From the ‘Daily Telegraph’, Doctor’s Diary 9 November 2015 (Words by Dr James Le Fanu).
In medicine, as in life, it is sensible to be cautious about claims that seem too good to be true. Back in 1999, software engineer Ollie Cornes contracted a throat infection that transmuted into a state of “unbelievable exhaustion, with an intense flu-like malaise”, leading to him eventually being diagnosed as having postviral fatigue syndrome.
Since then, the severity of his fatigue has waxed and waned, but is invariably exacerbated by doing more than his usual level of activity allows – leaving him “bedridden for weeks with muscle weakness, dizziness and loss of appetite”. This phenomenon of fatigue following minimal physical or mental exertion is a well recognised feature of many neurological disorders, affecting two thirds of those with multiple sclerosis and being almost universal in the Post Polio Syndrome (PPS) that afflicts the survivors of the polio epidemics of the 40s and 50s. The precise mechanism remains obscure, but is obviously related to disturbed functioning of the relevant parts of the brain.
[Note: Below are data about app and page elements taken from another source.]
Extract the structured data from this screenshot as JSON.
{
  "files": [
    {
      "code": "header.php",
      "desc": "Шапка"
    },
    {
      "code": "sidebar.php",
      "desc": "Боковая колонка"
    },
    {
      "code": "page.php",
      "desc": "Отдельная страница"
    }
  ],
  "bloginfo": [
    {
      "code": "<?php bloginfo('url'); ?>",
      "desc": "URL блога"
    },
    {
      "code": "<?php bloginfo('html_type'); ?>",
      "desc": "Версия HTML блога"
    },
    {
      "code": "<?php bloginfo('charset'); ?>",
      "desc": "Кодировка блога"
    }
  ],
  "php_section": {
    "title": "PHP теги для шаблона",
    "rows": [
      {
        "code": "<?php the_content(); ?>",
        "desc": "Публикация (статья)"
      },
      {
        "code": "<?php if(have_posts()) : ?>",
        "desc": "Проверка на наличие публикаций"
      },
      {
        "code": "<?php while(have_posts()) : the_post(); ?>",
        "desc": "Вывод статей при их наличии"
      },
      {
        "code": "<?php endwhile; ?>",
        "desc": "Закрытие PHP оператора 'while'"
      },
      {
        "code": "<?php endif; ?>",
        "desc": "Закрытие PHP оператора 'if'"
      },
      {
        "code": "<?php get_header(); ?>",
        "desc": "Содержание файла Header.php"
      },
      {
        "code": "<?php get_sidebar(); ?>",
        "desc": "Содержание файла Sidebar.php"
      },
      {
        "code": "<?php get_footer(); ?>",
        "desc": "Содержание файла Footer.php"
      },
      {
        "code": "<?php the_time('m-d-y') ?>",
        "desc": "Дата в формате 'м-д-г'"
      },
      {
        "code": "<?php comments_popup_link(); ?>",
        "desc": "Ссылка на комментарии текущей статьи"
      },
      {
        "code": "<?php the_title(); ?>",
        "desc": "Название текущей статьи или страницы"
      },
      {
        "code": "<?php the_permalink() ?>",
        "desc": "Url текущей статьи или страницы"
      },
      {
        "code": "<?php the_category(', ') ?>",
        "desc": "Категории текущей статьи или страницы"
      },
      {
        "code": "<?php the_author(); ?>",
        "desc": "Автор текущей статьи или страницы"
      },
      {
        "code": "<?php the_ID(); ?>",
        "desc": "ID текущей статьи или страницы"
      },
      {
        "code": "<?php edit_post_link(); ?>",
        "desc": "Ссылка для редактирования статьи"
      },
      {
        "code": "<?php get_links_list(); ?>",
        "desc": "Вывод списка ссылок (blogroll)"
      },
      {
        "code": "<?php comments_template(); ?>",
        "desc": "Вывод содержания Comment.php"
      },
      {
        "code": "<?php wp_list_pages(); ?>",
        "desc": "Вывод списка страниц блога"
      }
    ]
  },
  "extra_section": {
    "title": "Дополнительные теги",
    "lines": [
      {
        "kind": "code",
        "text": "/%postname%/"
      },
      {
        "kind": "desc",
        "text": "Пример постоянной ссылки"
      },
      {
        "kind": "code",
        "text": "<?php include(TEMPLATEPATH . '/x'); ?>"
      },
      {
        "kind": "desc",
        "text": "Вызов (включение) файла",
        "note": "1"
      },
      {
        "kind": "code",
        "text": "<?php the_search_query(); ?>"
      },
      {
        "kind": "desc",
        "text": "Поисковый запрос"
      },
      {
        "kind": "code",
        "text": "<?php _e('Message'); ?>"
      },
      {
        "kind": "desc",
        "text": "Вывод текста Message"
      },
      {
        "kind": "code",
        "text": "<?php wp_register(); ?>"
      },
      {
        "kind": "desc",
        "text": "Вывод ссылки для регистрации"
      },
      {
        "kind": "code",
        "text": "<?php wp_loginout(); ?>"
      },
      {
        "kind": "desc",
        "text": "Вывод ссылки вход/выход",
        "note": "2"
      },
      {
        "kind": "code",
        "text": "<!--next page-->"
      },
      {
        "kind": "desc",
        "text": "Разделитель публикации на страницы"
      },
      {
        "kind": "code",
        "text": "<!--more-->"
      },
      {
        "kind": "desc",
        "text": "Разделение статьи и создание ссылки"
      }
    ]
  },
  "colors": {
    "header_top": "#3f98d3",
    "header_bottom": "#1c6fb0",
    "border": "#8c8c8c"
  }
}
First biological proof that ME is real found by scientists
By contrast, the mainstream medical explanation for those like Mr Cornes with post-viral fatigue – otherwise known as chronic fatigue syndrome, or, even more commonly, ME (myalgic encephalomyelitis) – is very different, being attributed to the “unhelpful belief they have some persistent medical condition” that is exacerbated on exertion. This results, it is claimed, in a “chronic fatigue state in which symptoms are perpetuated by a cycle of inactivity and deconditioning with further deterioration in exercise tolerance”.
Hence the proposal that breaking this cycle with a combination of cognitive behavioural therapy together with a regime of graded exercise should promote recovery. And, indeed, as reported in this paper last week, researchers at Oxford University who have evaluated this approach found that, two years later, “most” patients had benefitted feeling less tired and being able to complete most tasks more easily”.
The researchers may be persuaded by their optimistic conclusions, but Telegraph readers certainly are not, as is clear from the impressive number (more than 1,200) of highly critical comments posted online, drawing attention to, for example, the remarkable absence of any measurable criteria for assessing what “recovery” entailed. It is far too good to be true to suppose that positive thinking and graded exercise should reverse a debilitating illness that, as with Mr Cornes, can last for decades – and it would be good to think the sheer implausibility of asserting otherwise could be the last hurrah for the psychological explanation for post-viral fatigue.
Earlier this year, the Institute of Medicine in the United States, having reviewed all the medical evidence on chronic fatigue over the past 50 years, advised it be classified as a physical brain disorder, which in view of its “complexity and severity” should be redesignated Systemic Exertion Intolerance Disease, the better to reflect its defining feature: that “physical and cognitive exertion adversely affect these patients in many aspects of their lives”.